■ **THE RECORDS**
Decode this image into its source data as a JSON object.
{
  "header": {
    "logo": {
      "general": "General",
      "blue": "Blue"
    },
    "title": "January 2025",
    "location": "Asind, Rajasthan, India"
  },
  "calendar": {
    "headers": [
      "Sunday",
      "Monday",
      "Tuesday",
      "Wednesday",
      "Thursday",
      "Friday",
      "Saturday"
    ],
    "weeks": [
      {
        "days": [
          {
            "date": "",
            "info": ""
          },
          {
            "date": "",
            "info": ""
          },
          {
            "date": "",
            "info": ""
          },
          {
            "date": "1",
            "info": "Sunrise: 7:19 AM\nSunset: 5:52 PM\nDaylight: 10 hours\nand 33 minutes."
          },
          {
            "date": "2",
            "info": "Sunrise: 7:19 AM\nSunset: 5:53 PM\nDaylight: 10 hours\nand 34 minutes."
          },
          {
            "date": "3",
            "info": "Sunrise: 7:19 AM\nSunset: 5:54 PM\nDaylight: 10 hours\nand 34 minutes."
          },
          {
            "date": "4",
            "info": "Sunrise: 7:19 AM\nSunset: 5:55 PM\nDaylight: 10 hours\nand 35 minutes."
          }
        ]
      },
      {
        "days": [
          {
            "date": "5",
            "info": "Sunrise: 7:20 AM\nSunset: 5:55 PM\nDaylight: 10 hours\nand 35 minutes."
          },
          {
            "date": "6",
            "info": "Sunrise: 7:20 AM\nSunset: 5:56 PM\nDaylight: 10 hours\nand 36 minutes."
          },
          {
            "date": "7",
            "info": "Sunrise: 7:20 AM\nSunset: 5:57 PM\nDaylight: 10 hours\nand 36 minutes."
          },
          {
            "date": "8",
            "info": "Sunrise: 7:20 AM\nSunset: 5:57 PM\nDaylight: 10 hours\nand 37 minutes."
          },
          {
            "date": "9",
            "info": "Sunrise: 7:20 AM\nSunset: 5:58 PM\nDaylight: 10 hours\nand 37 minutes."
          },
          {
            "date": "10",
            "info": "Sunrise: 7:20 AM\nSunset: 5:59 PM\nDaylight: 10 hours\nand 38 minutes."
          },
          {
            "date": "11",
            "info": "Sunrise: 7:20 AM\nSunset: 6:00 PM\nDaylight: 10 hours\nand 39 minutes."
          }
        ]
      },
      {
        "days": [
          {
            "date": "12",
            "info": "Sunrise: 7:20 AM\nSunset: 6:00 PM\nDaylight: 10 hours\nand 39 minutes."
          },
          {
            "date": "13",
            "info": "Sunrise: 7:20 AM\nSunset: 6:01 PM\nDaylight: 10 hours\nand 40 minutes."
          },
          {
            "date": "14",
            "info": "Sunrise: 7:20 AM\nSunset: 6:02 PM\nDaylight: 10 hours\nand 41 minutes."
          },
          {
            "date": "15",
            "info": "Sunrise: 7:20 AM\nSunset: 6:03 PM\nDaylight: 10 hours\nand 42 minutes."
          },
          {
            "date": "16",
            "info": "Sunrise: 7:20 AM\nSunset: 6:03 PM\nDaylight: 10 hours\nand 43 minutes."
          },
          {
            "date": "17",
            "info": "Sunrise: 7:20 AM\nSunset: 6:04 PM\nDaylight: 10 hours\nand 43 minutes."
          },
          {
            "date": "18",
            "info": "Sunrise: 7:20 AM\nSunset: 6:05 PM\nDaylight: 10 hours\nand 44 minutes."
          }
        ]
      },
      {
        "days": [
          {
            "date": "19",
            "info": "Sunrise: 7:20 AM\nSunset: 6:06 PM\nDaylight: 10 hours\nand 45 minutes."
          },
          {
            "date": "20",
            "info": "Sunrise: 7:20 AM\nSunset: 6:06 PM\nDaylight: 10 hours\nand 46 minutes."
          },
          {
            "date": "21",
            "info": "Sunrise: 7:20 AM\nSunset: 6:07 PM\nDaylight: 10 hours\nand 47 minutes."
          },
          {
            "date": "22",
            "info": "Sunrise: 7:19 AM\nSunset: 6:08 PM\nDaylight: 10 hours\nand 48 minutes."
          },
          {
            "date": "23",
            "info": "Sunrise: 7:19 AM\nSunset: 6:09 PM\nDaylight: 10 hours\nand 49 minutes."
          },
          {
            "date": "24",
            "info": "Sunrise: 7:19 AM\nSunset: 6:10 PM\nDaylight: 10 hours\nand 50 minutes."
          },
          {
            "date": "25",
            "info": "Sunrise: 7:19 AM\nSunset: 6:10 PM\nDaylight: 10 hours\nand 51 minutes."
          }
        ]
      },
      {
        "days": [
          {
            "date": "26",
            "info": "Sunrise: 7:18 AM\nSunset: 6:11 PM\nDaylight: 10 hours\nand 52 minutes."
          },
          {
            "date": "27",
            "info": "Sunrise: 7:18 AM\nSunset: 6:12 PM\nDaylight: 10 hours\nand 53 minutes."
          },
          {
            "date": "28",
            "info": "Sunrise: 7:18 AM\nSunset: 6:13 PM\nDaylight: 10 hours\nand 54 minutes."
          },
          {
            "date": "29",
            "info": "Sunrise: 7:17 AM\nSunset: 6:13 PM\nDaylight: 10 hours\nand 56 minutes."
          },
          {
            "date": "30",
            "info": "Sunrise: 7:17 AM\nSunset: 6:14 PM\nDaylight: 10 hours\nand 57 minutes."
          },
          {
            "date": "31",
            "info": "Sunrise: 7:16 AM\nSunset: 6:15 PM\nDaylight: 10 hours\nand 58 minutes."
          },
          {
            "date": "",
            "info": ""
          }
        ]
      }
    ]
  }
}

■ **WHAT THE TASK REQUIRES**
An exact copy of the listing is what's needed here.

■ **WRITTEN ANSWER**
Decode this image into its source data as a JSON object.
{
  "header": {
    "logo": {
      "general": "General",
      "blue": "Blue"
    },
    "title": "January 2025",
    "location": "Asind, Rajasthan, India"
  },
  "calendar": {
    "headers": [
      "Sunday",
      "Monday",
      "Tuesday",
      "Wednesday",
      "Thursday",
      "Friday",
      "Saturday"
    ],
    "weeks": [
      {
        "days": [
          {
            "date": "",
            "info": ""
          },
          {
            "date": "",
            "info": ""
          },
          {
            "date": "",
            "info": ""
          },
          {
            "date": "1",
            "info": "Sunrise: 7:19 AM\nSunset: 5:52 PM\nDaylight: 10 hours\nand 33 minutes."
          },
          {
            "date": "2",
            "info": "Sunrise: 7:19 AM\nSunset: 5:53 PM\nDaylight: 10 hours\nand 34 minutes."
          },
          {
            "date": "3",
            "info": "Sunrise: 7:19 AM\nSunset: 5:54 PM\nDaylight: 10 hours\nand 34 minutes."
          },
          {
            "date": "4",
            "info": "Sunrise: 7:19 AM\nSunset: 5:55 PM\nDaylight: 10 hours\nand 35 minutes."
          }
        ]
      },
      {
        "days": [
          {
            "date": "5",
            "info": "Sunrise: 7:20 AM\nSunset: 5:55 PM\nDaylight: 10 hours\nand 35 minutes."
          },
          {
            "date": "6",
            "info": "Sunrise: 7:20 AM\nSunset: 5:56 PM\nDaylight: 10 hours\nand 36 minutes."
          },
          {
            "date": "7",
            "info": "Sunrise: 7:20 AM\nSunset: 5:57 PM\nDaylight: 10 hours\nand 36 minutes."
          },
          {
            "date": "8",
            "info": "Sunrise: 7:20 AM\nSunset: 5:57 PM\nDaylight: 10 hours\nand 37 minutes."
          },
          {
            "date": "9",
            "info": "Sunrise: 7:20 AM\nSunset: 5:58 PM\nDaylight: 10 hours\nand 37 minutes."
          },
          {
            "date": "10",
            "info": "Sunrise: 7:20 AM\nSunset: 5:59 PM\nDaylight: 10 hours\nand 38 minutes."
          },
          {
            "date": "11",
            "info": "Sunrise: 7:20 AM\nSunset: 6:00 PM\nDaylight: 10 hours\nand 39 minutes."
          }
        ]
      },
      {
        "days": [
          {
            "date": "12",
            "info": "Sunrise: 7:20 AM\nSunset: 6:00 PM\nDaylight: 10 hours\nand 39 minutes."
          },
          {
            "date": "13",
            "info": "Sunrise: 7:20 AM\nSunset: 6:01 PM\nDaylight: 10 hours\nand 40 minutes."
          },
          {
            "date": "14",
            "info": "Sunrise: 7:20 AM\nSunset: 6:02 PM\nDaylight: 10 hours\nand 41 minutes."
          },
          {
            "date": "15",
            "info": "Sunrise: 7:20 AM\nSunset: 6:03 PM\nDaylight: 10 hours\nand 42 minutes."
          },
          {
            "date": "16",
            "info": "Sunrise: 7:20 AM\nSunset: 6:03 PM\nDaylight: 10 hours\nand 43 minutes."
          },
          {
            "date": "17",
            "info": "Sunrise: 7:20 AM\nSunset: 6:04 PM\nDaylight: 10 hours\nand 43 minutes."
          },
          {
            "date": "18",
            "info": "Sunrise: 7:20 AM\nSunset: 6:05 PM\nDaylight: 10 hours\nand 44 minutes."
          }
        ]
      },
      {
        "days": [
          {
            "date": "19",
            "info": "Sunrise: 7:20 AM\nSunset: 6:06 PM\nDaylight: 10 hours\nand 45 minutes."
          },
          {
            "date": "20",
            "info": "Sunrise: 7:20 AM\nSunset: 6:06 PM\nDaylight: 10 hours\nand 46 minutes."
          },
          {
            "date": "21",
            "info": "Sunrise: 7:20 AM\nSunset: 6:07 PM\nDaylight: 10 hours\nand 47 minutes."
          },
          {
            "date": "22",
            "info": "Sunrise: 7:19 AM\nSunset: 6:08 PM\nDaylight: 10 hours\nand 48 minutes."
          },
          {
            "date": "23",
            "info": "Sunrise: 7:19 AM\nSunset: 6:09 PM\nDaylight: 10 hours\nand 49 minutes."
          },
          {
            "date": "24",
            "info": "Sunrise: 7:19 AM\nSunset: 6:10 PM\nDaylight: 10 hours\nand 50 minutes."
          },
          {
            "date": "25",
            "info": "Sunrise: 7:19 AM\nSunset: 6:10 PM\nDaylight: 10 hours\nand 51 minutes."
          }
        ]
      },
      {
        "days": [
          {
            "date": "26",
            "info": "Sunrise: 7:18 AM\nSunset: 6:11 PM\nDaylight: 10 hours\nand 52 minutes."
          },
          {
            "date": "27",
            "info": "Sunrise: 7:18 AM\nSunset: 6:12 PM\nDaylight: 10 hours\nand 53 minutes."
          },
          {
            "date": "28",
            "info": "Sunrise: 7:18 AM\nSunset: 6:13 PM\nDaylight: 10 hours\nand 54 minutes."
          },
          {
            "date": "29",
            "info": "Sunrise: 7:17 AM\nSunset: 6:13 PM\nDaylight: 10 hours\nand 56 minutes."
          },
          {
            "date": "30",
            "info": "Sunrise: 7:17 AM\nSunset: 6:14 PM\nDaylight: 10 hours\nand 57 minutes."
          },
          {
            "date": "31",
            "info": "Sunrise: 7:16 AM\nSunset: 6:15 PM\nDaylight: 10 hours\nand 58 minutes."
          },
          {
            "date": "",
            "info": ""
          }
        ]
      }
    ]
  }
}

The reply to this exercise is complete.